** RECORDS SUPPLIED follows **

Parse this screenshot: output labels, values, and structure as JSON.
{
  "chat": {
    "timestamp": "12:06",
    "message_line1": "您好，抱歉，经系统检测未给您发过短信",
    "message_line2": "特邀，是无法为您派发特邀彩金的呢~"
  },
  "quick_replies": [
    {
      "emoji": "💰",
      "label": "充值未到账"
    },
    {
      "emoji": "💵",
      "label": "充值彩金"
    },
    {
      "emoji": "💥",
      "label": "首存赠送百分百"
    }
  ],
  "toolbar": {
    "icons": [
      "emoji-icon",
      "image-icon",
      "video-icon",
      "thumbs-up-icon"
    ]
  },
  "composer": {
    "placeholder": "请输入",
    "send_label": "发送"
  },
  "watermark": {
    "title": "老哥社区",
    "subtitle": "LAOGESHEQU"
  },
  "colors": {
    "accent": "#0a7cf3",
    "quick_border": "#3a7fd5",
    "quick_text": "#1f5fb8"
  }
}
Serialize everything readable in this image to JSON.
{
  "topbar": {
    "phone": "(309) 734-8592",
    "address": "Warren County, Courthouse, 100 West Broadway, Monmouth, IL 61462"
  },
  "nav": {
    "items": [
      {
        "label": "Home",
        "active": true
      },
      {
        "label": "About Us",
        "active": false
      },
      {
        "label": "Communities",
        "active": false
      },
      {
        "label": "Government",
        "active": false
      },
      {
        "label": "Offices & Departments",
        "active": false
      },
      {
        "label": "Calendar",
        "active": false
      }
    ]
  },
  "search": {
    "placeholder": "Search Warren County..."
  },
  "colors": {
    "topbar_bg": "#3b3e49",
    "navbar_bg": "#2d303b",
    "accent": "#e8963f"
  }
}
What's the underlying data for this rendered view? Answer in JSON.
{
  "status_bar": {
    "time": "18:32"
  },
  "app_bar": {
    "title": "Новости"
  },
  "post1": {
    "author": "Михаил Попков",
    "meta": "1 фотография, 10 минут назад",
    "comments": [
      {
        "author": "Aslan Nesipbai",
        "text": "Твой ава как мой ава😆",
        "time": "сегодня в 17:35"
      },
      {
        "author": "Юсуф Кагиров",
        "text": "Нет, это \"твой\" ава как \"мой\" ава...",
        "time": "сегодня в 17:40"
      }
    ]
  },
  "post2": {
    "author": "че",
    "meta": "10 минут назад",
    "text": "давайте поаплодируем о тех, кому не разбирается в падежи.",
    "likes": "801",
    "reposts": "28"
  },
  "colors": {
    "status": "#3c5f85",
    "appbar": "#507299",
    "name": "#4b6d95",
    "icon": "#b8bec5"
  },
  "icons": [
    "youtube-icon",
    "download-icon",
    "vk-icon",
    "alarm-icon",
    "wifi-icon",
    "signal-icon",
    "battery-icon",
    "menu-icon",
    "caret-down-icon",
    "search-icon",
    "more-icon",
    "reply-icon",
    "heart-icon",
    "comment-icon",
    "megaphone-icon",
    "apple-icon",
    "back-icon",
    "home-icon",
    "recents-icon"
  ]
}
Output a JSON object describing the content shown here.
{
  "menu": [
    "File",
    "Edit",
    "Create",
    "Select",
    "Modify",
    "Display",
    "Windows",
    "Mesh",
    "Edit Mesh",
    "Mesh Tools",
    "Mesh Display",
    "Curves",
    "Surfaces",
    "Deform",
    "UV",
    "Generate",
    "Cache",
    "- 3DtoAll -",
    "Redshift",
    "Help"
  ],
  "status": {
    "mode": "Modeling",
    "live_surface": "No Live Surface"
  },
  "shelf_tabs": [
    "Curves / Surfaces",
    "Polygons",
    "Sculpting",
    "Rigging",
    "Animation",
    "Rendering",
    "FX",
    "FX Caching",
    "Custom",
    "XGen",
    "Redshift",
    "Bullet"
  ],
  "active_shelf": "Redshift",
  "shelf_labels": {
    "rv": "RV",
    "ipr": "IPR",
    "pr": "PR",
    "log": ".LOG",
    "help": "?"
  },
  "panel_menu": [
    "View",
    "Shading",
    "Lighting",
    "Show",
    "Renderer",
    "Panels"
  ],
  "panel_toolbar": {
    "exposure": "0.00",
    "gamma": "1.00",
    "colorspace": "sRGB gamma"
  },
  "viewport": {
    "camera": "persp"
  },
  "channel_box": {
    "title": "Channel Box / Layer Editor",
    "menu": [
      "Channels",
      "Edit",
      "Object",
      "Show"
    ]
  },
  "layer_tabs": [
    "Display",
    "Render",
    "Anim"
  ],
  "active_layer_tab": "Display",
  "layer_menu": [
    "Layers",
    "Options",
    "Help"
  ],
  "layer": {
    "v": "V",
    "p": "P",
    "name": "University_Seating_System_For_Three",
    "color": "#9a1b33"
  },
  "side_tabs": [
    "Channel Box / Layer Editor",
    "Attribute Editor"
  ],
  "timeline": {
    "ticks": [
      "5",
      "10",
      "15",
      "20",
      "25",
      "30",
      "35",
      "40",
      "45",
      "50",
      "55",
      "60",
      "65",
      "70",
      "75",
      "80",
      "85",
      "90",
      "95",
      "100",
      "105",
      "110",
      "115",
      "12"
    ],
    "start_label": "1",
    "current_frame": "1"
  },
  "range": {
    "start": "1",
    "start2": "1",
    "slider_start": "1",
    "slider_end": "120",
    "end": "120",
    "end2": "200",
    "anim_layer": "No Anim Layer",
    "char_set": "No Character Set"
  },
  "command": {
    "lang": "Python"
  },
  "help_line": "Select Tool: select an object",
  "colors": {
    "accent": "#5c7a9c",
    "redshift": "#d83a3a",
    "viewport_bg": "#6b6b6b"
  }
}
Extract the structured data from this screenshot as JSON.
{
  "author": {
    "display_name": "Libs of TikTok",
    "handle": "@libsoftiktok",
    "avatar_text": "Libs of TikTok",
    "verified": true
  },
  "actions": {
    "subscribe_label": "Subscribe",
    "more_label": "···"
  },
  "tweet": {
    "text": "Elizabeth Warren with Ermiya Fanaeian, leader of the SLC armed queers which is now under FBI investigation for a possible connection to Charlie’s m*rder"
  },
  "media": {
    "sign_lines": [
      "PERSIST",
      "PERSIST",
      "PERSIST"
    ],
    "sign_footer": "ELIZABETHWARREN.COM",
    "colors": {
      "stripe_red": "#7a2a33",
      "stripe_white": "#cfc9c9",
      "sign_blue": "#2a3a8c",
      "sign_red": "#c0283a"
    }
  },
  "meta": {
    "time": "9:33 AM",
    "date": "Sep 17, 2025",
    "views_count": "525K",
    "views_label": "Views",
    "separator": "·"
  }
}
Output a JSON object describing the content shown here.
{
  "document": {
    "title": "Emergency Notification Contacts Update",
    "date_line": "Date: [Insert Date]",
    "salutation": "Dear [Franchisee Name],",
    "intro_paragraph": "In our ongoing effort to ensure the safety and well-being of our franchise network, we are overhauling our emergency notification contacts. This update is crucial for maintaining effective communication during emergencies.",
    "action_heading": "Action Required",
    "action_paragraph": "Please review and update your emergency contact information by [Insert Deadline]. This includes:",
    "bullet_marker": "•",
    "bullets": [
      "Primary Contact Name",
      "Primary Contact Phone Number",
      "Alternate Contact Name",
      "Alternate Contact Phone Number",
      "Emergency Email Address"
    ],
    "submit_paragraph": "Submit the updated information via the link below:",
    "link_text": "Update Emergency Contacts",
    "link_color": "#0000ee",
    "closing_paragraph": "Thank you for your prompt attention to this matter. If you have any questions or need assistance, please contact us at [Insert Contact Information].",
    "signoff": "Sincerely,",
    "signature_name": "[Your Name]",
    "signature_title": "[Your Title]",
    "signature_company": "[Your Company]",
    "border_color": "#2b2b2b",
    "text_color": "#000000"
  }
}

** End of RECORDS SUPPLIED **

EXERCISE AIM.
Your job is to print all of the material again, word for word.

EXERCISE SOLUTION.
Parse this screenshot: output labels, values, and structure as JSON.
{
  "chat": {
    "timestamp": "12:06",
    "message_line1": "您好，抱歉，经系统检测未给您发过短信",
    "message_line2": "特邀，是无法为您派发特邀彩金的呢~"
  },
  "quick_replies": [
    {
      "emoji": "💰",
      "label": "充值未到账"
    },
    {
      "emoji": "💵",
      "label": "充值彩金"
    },
    {
      "emoji": "💥",
      "label": "首存赠送百分百"
    }
  ],
  "toolbar": {
    "icons": [
      "emoji-icon",
      "image-icon",
      "video-icon",
      "thumbs-up-icon"
    ]
  },
  "composer": {
    "placeholder": "请输入",
    "send_label": "发送"
  },
  "watermark": {
    "title": "老哥社区",
    "subtitle": "LAOGESHEQU"
  },
  "colors": {
    "accent": "#0a7cf3",
    "quick_border": "#3a7fd5",
    "quick_text": "#1f5fb8"
  }
}
Serialize everything readable in this image to JSON.
{
  "topbar": {
    "phone": "(309) 734-8592",
    "address": "Warren County, Courthouse, 100 West Broadway, Monmouth, IL 61462"
  },
  "nav": {
    "items": [
      {
        "label": "Home",
        "active": true
      },
      {
        "label": "About Us",
        "active": false
      },
      {
        "label": "Communities",
        "active": false
      },
      {
        "label": "Government",
        "active": false
      },
      {
        "label": "Offices & Departments",
        "active": false
      },
      {
        "label": "Calendar",
        "active": false
      }
    ]
  },
  "search": {
    "placeholder": "Search Warren County..."
  },
  "colors": {
    "topbar_bg": "#3b3e49",
    "navbar_bg": "#2d303b",
    "accent": "#e8963f"
  }
}
What's the underlying data for this rendered view? Answer in JSON.
{
  "status_bar": {
    "time": "18:32"
  },
  "app_bar": {
    "title": "Новости"
  },
  "post1": {
    "author": "Михаил Попков",
    "meta": "1 фотография, 10 минут назад",
    "comments": [
      {
        "author": "Aslan Nesipbai",
        "text": "Твой ава как мой ава😆",
        "time": "сегодня в 17:35"
      },
      {
        "author": "Юсуф Кагиров",
        "text": "Нет, это \"твой\" ава как \"мой\" ава...",
        "time": "сегодня в 17:40"
      }
    ]
  },
  "post2": {
    "author": "че",
    "meta": "10 минут назад",
    "text": "давайте поаплодируем о тех, кому не разбирается в падежи.",
    "likes": "801",
    "reposts": "28"
  },
  "colors": {
    "status": "#3c5f85",
    "appbar": "#507299",
    "name": "#4b6d95",
    "icon": "#b8bec5"
  },
  "icons": [
    "youtube-icon",
    "download-icon",
    "vk-icon",
    "alarm-icon",
    "wifi-icon",
    "signal-icon",
    "battery-icon",
    "menu-icon",
    "caret-down-icon",
    "search-icon",
    "more-icon",
    "reply-icon",
    "heart-icon",
    "comment-icon",
    "megaphone-icon",
    "apple-icon",
    "back-icon",
    "home-icon",
    "recents-icon"
  ]
}
Output a JSON object describing the content shown here.
{
  "menu": [
    "File",
    "Edit",
    "Create",
    "Select",
    "Modify",
    "Display",
    "Windows",
    "Mesh",
    "Edit Mesh",
    "Mesh Tools",
    "Mesh Display",
    "Curves",
    "Surfaces",
    "Deform",
    "UV",
    "Generate",
    "Cache",
    "- 3DtoAll -",
    "Redshift",
    "Help"
  ],
  "status": {
    "mode": "Modeling",
    "live_surface": "No Live Surface"
  },
  "shelf_tabs": [
    "Curves / Surfaces",
    "Polygons",
    "Sculpting",
    "Rigging",
    "Animation",
    "Rendering",
    "FX",
    "FX Caching",
    "Custom",
    "XGen",
    "Redshift",
    "Bullet"
  ],
  "active_shelf": "Redshift",
  "shelf_labels": {
    "rv": "RV",
    "ipr": "IPR",
    "pr": "PR",
    "log": ".LOG",
    "help": "?"
  },
  "panel_menu": [
    "View",
    "Shading",
    "Lighting",
    "Show",
    "Renderer",
    "Panels"
  ],
  "panel_toolbar": {
    "exposure": "0.00",
    "gamma": "1.00",
    "colorspace": "sRGB gamma"
  },
  "viewport": {
    "camera": "persp"
  },
  "channel_box": {
    "title": "Channel Box / Layer Editor",
    "menu": [
      "Channels",
      "Edit",
      "Object",
      "Show"
    ]
  },
  "layer_tabs": [
    "Display",
    "Render",
    "Anim"
  ],
  "active_layer_tab": "Display",
  "layer_menu": [
    "Layers",
    "Options",
    "Help"
  ],
  "layer": {
    "v": "V",
    "p": "P",
    "name": "University_Seating_System_For_Three",
    "color": "#9a1b33"
  },
  "side_tabs": [
    "Channel Box / Layer Editor",
    "Attribute Editor"
  ],
  "timeline": {
    "ticks": [
      "5",
      "10",
      "15",
      "20",
      "25",
      "30",
      "35",
      "40",
      "45",
      "50",
      "55",
      "60",
      "65",
      "70",
      "75",
      "80",
      "85",
      "90",
      "95",
      "100",
      "105",
      "110",
      "115",
      "12"
    ],
    "start_label": "1",
    "current_frame": "1"
  },
  "range": {
    "start": "1",
    "start2": "1",
    "slider_start": "1",
    "slider_end": "120",
    "end": "120",
    "end2": "200",
    "anim_layer": "No Anim Layer",
    "char_set": "No Character Set"
  },
  "command": {
    "lang": "Python"
  },
  "help_line": "Select Tool: select an object",
  "colors": {
    "accent": "#5c7a9c",
    "redshift": "#d83a3a",
    "viewport_bg": "#6b6b6b"
  }
}
Extract the structured data from this screenshot as JSON.
{
  "author": {
    "display_name": "Libs of TikTok",
    "handle": "@libsoftiktok",
    "avatar_text": "Libs of TikTok",
    "verified": true
  },
  "actions": {
    "subscribe_label": "Subscribe",
    "more_label": "···"
  },
  "tweet": {
    "text": "Elizabeth Warren with Ermiya Fanaeian, leader of the SLC armed queers which is now under FBI investigation for a possible connection to Charlie’s m*rder"
  },
  "media": {
    "sign_lines": [
      "PERSIST",
      "PERSIST",
      "PERSIST"
    ],
    "sign_footer": "ELIZABETHWARREN.COM",
    "colors": {
      "stripe_red": "#7a2a33",
      "stripe_white": "#cfc9c9",
      "sign_blue": "#2a3a8c",
      "sign_red": "#c0283a"
    }
  },
  "meta": {
    "time": "9:33 AM",
    "date": "Sep 17, 2025",
    "views_count": "525K",
    "views_label": "Views",
    "separator": "·"
  }
}
Output a JSON object describing the content shown here.
{
  "document": {
    "title": "Emergency Notification Contacts Update",
    "date_line": "Date: [Insert Date]",
    "salutation": "Dear [Franchisee Name],",
    "intro_paragraph": "In our ongoing effort to ensure the safety and well-being of our franchise network, we are overhauling our emergency notification contacts. This update is crucial for maintaining effective communication during emergencies.",
    "action_heading": "Action Required",
    "action_paragraph": "Please review and update your emergency contact information by [Insert Deadline]. This includes:",
    "bullet_marker": "•",
    "bullets": [
      "Primary Contact Name",
      "Primary Contact Phone Number",
      "Alternate Contact Name",
      "Alternate Contact Phone Number",
      "Emergency Email Address"
    ],
    "submit_paragraph": "Submit the updated information via the link below:",
    "link_text": "Update Emergency Contacts",
    "link_color": "#0000ee",
    "closing_paragraph": "Thank you for your prompt attention to this matter. If you have any questions or need assistance, please contact us at [Insert Contact Information].",
    "signoff": "Sincerely,",
    "signature_name": "[Your Name]",
    "signature_title": "[Your Title]",
    "signature_company": "[Your Company]",
    "border_color": "#2b2b2b",
    "text_color": "#000000"
  }
}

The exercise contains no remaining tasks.